I wasn’t looking for a fountain pen when I went to Target (I’ve given up on them since the brief glory days when they carried Rhodia notebooks, Pilot Plumix, 0.38mm gel pens, and such came to an end) but as I made my way through the back-to-school carnage (admittedly not nearly as bad as what I saw in Walmart) I spotted abandoned there, on a miscellaneous free-standing product display, one lone blister pack containing a Paperchase Wonderland Cartridge Fountain Pen. As I hunted down the source, I promised myself, if it was under five dollars, I’d give it a try. I found the rest of the Paperchase Wonderland collection on an endcap over in Home Office. The pen was $4.99.

I'm thinking pair this pen with a Piccadilly notebook and some Earl Grey tea.

I’m thinking pair this pen with a Piccadilly notebook and some Earl Grey tea.

From what I can tell, the body comes in two designs: all black, and the whimsically decorated purple, covered in Alice in Wonderland illustrations. The design (the whole themed collection, really) screams painfully trendy-cute in much the same way slapping an owl or a mustache (or a mustachioed owl for radmax hipster points) onto something would, but we will forgive it for that. The plastic is of the cheapest sort, and will surprise no one should it break. The cap is snap-on, and posts easily. The grip section is easily my least favorite part, because though there is texturing there, further up the barrel the ridges for the cap collide with my grip style for a purlicue-irritating experience.

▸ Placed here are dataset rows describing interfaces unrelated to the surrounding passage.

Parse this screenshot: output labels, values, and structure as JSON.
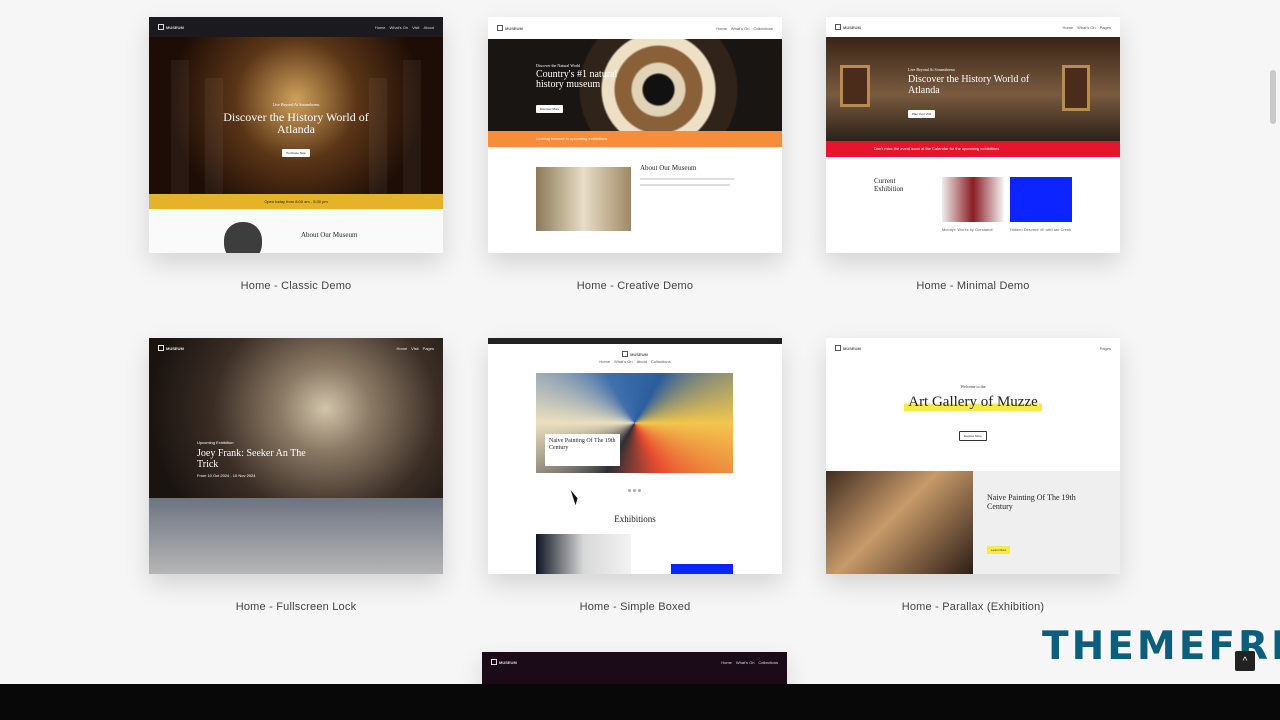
{
  "colors": {
    "page_bg": "#f6f6f6",
    "classic_yellow": "#e5b229",
    "creative_orange": "#f58d3a",
    "minimal_red": "#e6142c",
    "bottom_bar": "#080808",
    "watermark": "#0b5f7d"
  },
  "demos": [
    {
      "title": "Home - Classic Demo",
      "logo": "MUSEUM",
      "hero_kicker": "Live Beyond At Sonambrenu",
      "hero_title": "Discover the History World of Atlanda",
      "button": "Purchase Now",
      "bar_text": "Open today from 8:00 am - 5:30 pm",
      "section_title": "About Our Museum"
    },
    {
      "title": "Home - Creative Demo",
      "logo": "MUSEUM",
      "hero_kicker": "Discover the Natural World",
      "hero_title": "Country's #1 natural history museum",
      "button": "Discover More",
      "bar_text": "Looking forward to upcoming exhibitions",
      "section_title": "About Our Museum"
    },
    {
      "title": "Home - Minimal Demo",
      "logo": "MUSEUM",
      "hero_kicker": "Live Beyond At Sonambrenu",
      "hero_title": "Discover the History World of Atlanda",
      "button": "Plan Your Visit",
      "bar_text": "Don't miss the event soon at the Calendar for the upcoming exhibitions",
      "section_title": "Current Exhibition",
      "exhibit_1": "McIntyr: Works by Gerstaedt",
      "exhibit_2": "Hidden Descent VII with Ian Creek"
    },
    {
      "title": "Home - Fullscreen Lock",
      "logo": "MUSEUM",
      "hero_kicker": "Upcoming Exhibition",
      "hero_title": "Joey Frank: Seeker An The Trick",
      "hero_date": "From 10 Oct 2024 - 10 Nov 2024"
    },
    {
      "title": "Home - Simple Boxed",
      "logo": "MUSEUM",
      "caption_title": "Naive Painting Of The 19th Century",
      "section_title": "Exhibitions"
    },
    {
      "title": "Home - Parallax (Exhibition)",
      "logo": "MUSEUM",
      "welcome": "Welcome to the",
      "hero_title": "Art Gallery of Muzze",
      "button": "Explore More",
      "section_title": "Naive Painting Of The 19th Century",
      "cta": "Learn More"
    }
  ],
  "nav_items": [
    "Home",
    "What's On",
    "Visit",
    "About",
    "Collections",
    "Pages"
  ],
  "watermark": "THEMEFRE"
}
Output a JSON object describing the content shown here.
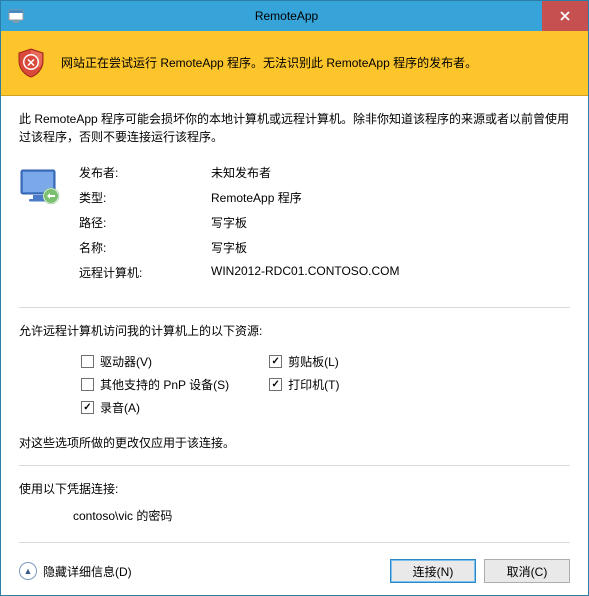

I was surprised to open the pen up and find something I had never seen before

I was surprised to open the pen up and find something I had never seen before

The pen comes with five blue standard short international cartridges: four displayed in the blister pack, and one hidden in the body of the pen. It also came with the empty bottomless cartridge pictured above left, in the pen body on the feed as though it were a cartridge in use. I suspect this was a clever little way to demonstrate by example how the cartridges are supposed to be used without having to print up any instructions.

Good nameless German steel? Possibly.

Good nameless German steel? Possibly.

The nib is labeled only with “IRIDIUM POINT M” and according to the package, this pen hails from Germany (veracity, at this price point, somewhat dubious). It’s a true European medium by my reckoning, and writes a little more wet than dry, though by no means is it what I would consider juicy. You feel the nib as you go across the page—it’s a tactile feeling, satisfying in its way, nothing scratchy about it, no unaligned tines, no skipping or problems with ink flow. I was impressed with how quickly after the cartridge was in place the pen was writing—it was ready to go as soon as I put the pen together and put it to paper. Non-fountain pen users aren’t interested in a finicky pen. This just might be the gateway pen I’ve been looking for to lure those folks in.

Shall we take bets on how long it will be before these fanciful designs wear off?

Shall we take bets on how long it will be before these fanciful designs wear off?

This pen has everything I could want in a gateway barebones beginner pen. You can find it in a common store (Target). It’s refillable with the most standard cartridges around, and has room in the body to carry a spare cartridge. It comes with a total of 5 cartridges to start you off. It writes right away without any finagling, and though it isn’t some buttery nirvana of smooth steel sliding words across the page, it writes satisfyingly well. And it’s cheap—cheap enough to be bought on a whim, to bring new people to fountain pens, and when it inevitably breaks or its owner gets tired of the cheap grip or what have you, they’ll be hooked, they’ll want more, and they’ll begin the fantastic spiral into buying better and better fountain pens.

 

I’m having trouble finding a link to anywhere suitable to buy it online, so check your local Target, or coerce someone you know who lives near a Target to check theirs and mail it to you if they find one.